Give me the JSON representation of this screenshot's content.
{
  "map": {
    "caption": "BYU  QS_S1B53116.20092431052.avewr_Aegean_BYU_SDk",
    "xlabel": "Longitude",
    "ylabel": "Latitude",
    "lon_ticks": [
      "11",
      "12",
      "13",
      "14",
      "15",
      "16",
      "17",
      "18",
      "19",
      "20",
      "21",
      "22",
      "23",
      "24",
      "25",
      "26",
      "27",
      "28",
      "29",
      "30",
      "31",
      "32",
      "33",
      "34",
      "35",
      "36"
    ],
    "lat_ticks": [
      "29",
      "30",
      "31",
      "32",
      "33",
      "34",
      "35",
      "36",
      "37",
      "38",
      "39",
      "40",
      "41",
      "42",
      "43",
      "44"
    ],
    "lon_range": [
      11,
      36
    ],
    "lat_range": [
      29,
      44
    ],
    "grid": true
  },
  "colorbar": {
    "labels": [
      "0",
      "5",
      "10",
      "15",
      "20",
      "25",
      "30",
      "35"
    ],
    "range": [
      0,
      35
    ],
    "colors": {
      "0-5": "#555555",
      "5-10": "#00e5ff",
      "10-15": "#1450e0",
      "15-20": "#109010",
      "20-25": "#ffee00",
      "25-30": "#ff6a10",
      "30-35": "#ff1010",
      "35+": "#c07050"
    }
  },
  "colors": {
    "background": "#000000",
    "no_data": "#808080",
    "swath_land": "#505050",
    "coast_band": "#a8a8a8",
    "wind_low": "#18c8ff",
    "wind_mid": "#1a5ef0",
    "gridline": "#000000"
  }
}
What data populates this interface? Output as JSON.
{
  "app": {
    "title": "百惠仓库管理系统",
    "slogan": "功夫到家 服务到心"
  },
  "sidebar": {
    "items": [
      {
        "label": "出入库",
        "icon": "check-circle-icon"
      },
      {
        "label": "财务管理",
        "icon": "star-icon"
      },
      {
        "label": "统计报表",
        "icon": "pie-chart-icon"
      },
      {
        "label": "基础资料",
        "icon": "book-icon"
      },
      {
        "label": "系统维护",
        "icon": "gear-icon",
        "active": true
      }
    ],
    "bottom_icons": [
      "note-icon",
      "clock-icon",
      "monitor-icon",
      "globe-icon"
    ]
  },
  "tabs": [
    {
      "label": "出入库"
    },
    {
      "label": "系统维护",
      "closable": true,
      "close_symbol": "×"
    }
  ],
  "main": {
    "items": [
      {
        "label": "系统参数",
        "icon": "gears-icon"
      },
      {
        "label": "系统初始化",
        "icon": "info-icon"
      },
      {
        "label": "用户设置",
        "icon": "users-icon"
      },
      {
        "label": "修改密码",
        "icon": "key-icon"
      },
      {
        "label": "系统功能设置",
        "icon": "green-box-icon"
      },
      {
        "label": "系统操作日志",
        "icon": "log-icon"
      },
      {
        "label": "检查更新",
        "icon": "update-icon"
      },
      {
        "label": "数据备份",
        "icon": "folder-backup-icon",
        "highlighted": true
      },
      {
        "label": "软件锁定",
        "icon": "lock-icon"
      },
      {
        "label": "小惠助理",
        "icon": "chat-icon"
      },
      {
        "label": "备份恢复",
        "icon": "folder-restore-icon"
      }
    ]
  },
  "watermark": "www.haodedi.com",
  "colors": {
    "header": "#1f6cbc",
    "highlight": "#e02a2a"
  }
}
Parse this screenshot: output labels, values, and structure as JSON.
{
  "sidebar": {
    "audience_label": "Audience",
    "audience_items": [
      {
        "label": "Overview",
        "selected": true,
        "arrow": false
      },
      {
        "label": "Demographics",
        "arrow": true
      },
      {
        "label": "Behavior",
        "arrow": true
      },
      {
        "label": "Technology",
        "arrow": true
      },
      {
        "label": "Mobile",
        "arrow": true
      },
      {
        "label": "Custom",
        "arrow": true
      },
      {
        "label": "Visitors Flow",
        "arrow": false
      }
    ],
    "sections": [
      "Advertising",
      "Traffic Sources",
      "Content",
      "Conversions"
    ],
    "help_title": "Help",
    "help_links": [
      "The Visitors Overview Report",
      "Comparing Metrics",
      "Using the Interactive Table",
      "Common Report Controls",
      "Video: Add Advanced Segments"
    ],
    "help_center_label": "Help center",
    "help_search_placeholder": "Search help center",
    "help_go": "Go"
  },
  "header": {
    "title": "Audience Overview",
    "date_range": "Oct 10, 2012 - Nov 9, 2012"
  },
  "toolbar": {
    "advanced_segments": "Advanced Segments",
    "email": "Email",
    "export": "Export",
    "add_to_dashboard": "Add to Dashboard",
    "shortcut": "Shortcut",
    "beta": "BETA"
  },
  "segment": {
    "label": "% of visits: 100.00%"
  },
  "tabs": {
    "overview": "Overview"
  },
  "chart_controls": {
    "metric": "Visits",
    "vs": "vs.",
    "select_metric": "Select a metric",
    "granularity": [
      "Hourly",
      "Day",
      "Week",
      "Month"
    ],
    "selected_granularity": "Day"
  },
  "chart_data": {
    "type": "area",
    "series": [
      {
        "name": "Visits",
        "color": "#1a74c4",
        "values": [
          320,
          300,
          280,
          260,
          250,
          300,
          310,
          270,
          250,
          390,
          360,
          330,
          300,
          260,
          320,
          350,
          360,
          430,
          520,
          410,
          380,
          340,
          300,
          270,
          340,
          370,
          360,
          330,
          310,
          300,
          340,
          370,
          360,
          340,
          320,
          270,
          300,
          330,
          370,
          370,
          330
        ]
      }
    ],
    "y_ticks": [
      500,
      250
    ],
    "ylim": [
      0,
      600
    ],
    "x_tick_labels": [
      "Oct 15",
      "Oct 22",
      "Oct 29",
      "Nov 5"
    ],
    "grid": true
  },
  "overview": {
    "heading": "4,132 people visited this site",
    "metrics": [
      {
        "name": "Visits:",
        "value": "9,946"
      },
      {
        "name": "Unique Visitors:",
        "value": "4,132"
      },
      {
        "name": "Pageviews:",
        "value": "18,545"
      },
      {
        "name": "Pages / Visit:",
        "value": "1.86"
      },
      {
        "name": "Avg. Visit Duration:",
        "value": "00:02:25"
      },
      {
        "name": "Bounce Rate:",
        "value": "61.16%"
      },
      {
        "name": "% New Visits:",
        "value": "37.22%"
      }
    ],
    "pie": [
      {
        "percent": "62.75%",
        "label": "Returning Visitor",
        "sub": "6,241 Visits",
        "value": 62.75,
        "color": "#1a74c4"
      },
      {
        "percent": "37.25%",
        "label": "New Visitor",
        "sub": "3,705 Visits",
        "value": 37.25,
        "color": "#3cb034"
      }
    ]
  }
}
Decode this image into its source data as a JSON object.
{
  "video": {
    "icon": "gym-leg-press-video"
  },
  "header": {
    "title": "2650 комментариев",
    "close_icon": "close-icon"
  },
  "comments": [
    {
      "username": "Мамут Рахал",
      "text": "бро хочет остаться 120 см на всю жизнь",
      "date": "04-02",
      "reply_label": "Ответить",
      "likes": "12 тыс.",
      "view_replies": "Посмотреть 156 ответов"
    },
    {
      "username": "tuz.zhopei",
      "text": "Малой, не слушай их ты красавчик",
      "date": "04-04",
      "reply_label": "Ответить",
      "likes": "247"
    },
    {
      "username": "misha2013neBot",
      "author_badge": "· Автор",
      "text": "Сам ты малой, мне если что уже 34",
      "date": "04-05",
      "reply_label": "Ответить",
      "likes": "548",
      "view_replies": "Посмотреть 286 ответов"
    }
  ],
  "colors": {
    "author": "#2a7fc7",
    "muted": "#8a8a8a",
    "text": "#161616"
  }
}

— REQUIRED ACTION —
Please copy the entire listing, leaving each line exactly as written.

— YOUR SOLUTION —
Give me the JSON representation of this screenshot's content.
{
  "map": {
    "caption": "BYU  QS_S1B53116.20092431052.avewr_Aegean_BYU_SDk",
    "xlabel": "Longitude",
    "ylabel": "Latitude",
    "lon_ticks": [
      "11",
      "12",
      "13",
      "14",
      "15",
      "16",
      "17",
      "18",
      "19",
      "20",
      "21",
      "22",
      "23",
      "24",
      "25",
      "26",
      "27",
      "28",
      "29",
      "30",
      "31",
      "32",
      "33",
      "34",
      "35",
      "36"
    ],
    "lat_ticks": [
      "29",
      "30",
      "31",
      "32",
      "33",
      "34",
      "35",
      "36",
      "37",
      "38",
      "39",
      "40",
      "41",
      "42",
      "43",
      "44"
    ],
    "lon_range": [
      11,
      36
    ],
    "lat_range": [
      29,
      44
    ],
    "grid": true
  },
  "colorbar": {
    "labels": [
      "0",
      "5",
      "10",
      "15",
      "20",
      "25",
      "30",
      "35"
    ],
    "range": [
      0,
      35
    ],
    "colors": {
      "0-5": "#555555",
      "5-10": "#00e5ff",
      "10-15": "#1450e0",
      "15-20": "#109010",
      "20-25": "#ffee00",
      "25-30": "#ff6a10",
      "30-35": "#ff1010",
      "35+": "#c07050"
    }
  },
  "colors": {
    "background": "#000000",
    "no_data": "#808080",
    "swath_land": "#505050",
    "coast_band": "#a8a8a8",
    "wind_low": "#18c8ff",
    "wind_mid": "#1a5ef0",
    "gridline": "#000000"
  }
}
What data populates this interface? Output as JSON.
{
  "app": {
    "title": "百惠仓库管理系统",
    "slogan": "功夫到家 服务到心"
  },
  "sidebar": {
    "items": [
      {
        "label": "出入库",
        "icon": "check-circle-icon"
      },
      {
        "label": "财务管理",
        "icon": "star-icon"
      },
      {
        "label": "统计报表",
        "icon": "pie-chart-icon"
      },
      {
        "label": "基础资料",
        "icon": "book-icon"
      },
      {
        "label": "系统维护",
        "icon": "gear-icon",
        "active": true
      }
    ],
    "bottom_icons": [
      "note-icon",
      "clock-icon",
      "monitor-icon",
      "globe-icon"
    ]
  },
  "tabs": [
    {
      "label": "出入库"
    },
    {
      "label": "系统维护",
      "closable": true,
      "close_symbol": "×"
    }
  ],
  "main": {
    "items": [
      {
        "label": "系统参数",
        "icon": "gears-icon"
      },
      {
        "label": "系统初始化",
        "icon": "info-icon"
      },
      {
        "label": "用户设置",
        "icon": "users-icon"
      },
      {
        "label": "修改密码",
        "icon": "key-icon"
      },
      {
        "label": "系统功能设置",
        "icon": "green-box-icon"
      },
      {
        "label": "系统操作日志",
        "icon": "log-icon"
      },
      {
        "label": "检查更新",
        "icon": "update-icon"
      },
      {
        "label": "数据备份",
        "icon": "folder-backup-icon",
        "highlighted": true
      },
      {
        "label": "软件锁定",
        "icon": "lock-icon"
      },
      {
        "label": "小惠助理",
        "icon": "chat-icon"
      },
      {
        "label": "备份恢复",
        "icon": "folder-restore-icon"
      }
    ]
  },
  "watermark": "www.haodedi.com",
  "colors": {
    "header": "#1f6cbc",
    "highlight": "#e02a2a"
  }
}
Parse this screenshot: output labels, values, and structure as JSON.
{
  "sidebar": {
    "audience_label": "Audience",
    "audience_items": [
      {
        "label": "Overview",
        "selected": true,
        "arrow": false
      },
      {
        "label": "Demographics",
        "arrow": true
      },
      {
        "label": "Behavior",
        "arrow": true
      },
      {
        "label": "Technology",
        "arrow": true
      },
      {
        "label": "Mobile",
        "arrow": true
      },
      {
        "label": "Custom",
        "arrow": true
      },
      {
        "label": "Visitors Flow",
        "arrow": false
      }
    ],
    "sections": [
      "Advertising",
      "Traffic Sources",
      "Content",
      "Conversions"
    ],
    "help_title": "Help",
    "help_links": [
      "The Visitors Overview Report",
      "Comparing Metrics",
      "Using the Interactive Table",
      "Common Report Controls",
      "Video: Add Advanced Segments"
    ],
    "help_center_label": "Help center",
    "help_search_placeholder": "Search help center",
    "help_go": "Go"
  },
  "header": {
    "title": "Audience Overview",
    "date_range": "Oct 10, 2012 - Nov 9, 2012"
  },
  "toolbar": {
    "advanced_segments": "Advanced Segments",
    "email": "Email",
    "export": "Export",
    "add_to_dashboard": "Add to Dashboard",
    "shortcut": "Shortcut",
    "beta": "BETA"
  },
  "segment": {
    "label": "% of visits: 100.00%"
  },
  "tabs": {
    "overview": "Overview"
  },
  "chart_controls": {
    "metric": "Visits",
    "vs": "vs.",
    "select_metric": "Select a metric",
    "granularity": [
      "Hourly",
      "Day",
      "Week",
      "Month"
    ],
    "selected_granularity": "Day"
  },
  "chart_data": {
    "type": "area",
    "series": [
      {
        "name": "Visits",
        "color": "#1a74c4",
        "values": [
          320,
          300,
          280,
          260,
          250,
          300,
          310,
          270,
          250,
          390,
          360,
          330,
          300,
          260,
          320,
          350,
          360,
          430,
          520,
          410,
          380,
          340,
          300,
          270,
          340,
          370,
          360,
          330,
          310,
          300,
          340,
          370,
          360,
          340,
          320,
          270,
          300,
          330,
          370,
          370,
          330
        ]
      }
    ],
    "y_ticks": [
      500,
      250
    ],
    "ylim": [
      0,
      600
    ],
    "x_tick_labels": [
      "Oct 15",
      "Oct 22",
      "Oct 29",
      "Nov 5"
    ],
    "grid": true
  },
  "overview": {
    "heading": "4,132 people visited this site",
    "metrics": [
      {
        "name": "Visits:",
        "value": "9,946"
      },
      {
        "name": "Unique Visitors:",
        "value": "4,132"
      },
      {
        "name": "Pageviews:",
        "value": "18,545"
      },
      {
        "name": "Pages / Visit:",
        "value": "1.86"
      },
      {
        "name": "Avg. Visit Duration:",
        "value": "00:02:25"
      },
      {
        "name": "Bounce Rate:",
        "value": "61.16%"
      },
      {
        "name": "% New Visits:",
        "value": "37.22%"
      }
    ],
    "pie": [
      {
        "percent": "62.75%",
        "label": "Returning Visitor",
        "sub": "6,241 Visits",
        "value": 62.75,
        "color": "#1a74c4"
      },
      {
        "percent": "37.25%",
        "label": "New Visitor",
        "sub": "3,705 Visits",
        "value": 37.25,
        "color": "#3cb034"
      }
    ]
  }
}
Decode this image into its source data as a JSON object.
{
  "video": {
    "icon": "gym-leg-press-video"
  },
  "header": {
    "title": "2650 комментариев",
    "close_icon": "close-icon"
  },
  "comments": [
    {
      "username": "Мамут Рахал",
      "text": "бро хочет остаться 120 см на всю жизнь",
      "date": "04-02",
      "reply_label": "Ответить",
      "likes": "12 тыс.",
      "view_replies": "Посмотреть 156 ответов"
    },
    {
      "username": "tuz.zhopei",
      "text": "Малой, не слушай их ты красавчик",
      "date": "04-04",
      "reply_label": "Ответить",
      "likes": "247"
    },
    {
      "username": "misha2013neBot",
      "author_badge": "· Автор",
      "text": "Сам ты малой, мне если что уже 34",
      "date": "04-05",
      "reply_label": "Ответить",
      "likes": "548",
      "view_replies": "Посмотреть 286 ответов"
    }
  ],
  "colors": {
    "author": "#2a7fc7",
    "muted": "#8a8a8a",
    "text": "#161616"
  }
}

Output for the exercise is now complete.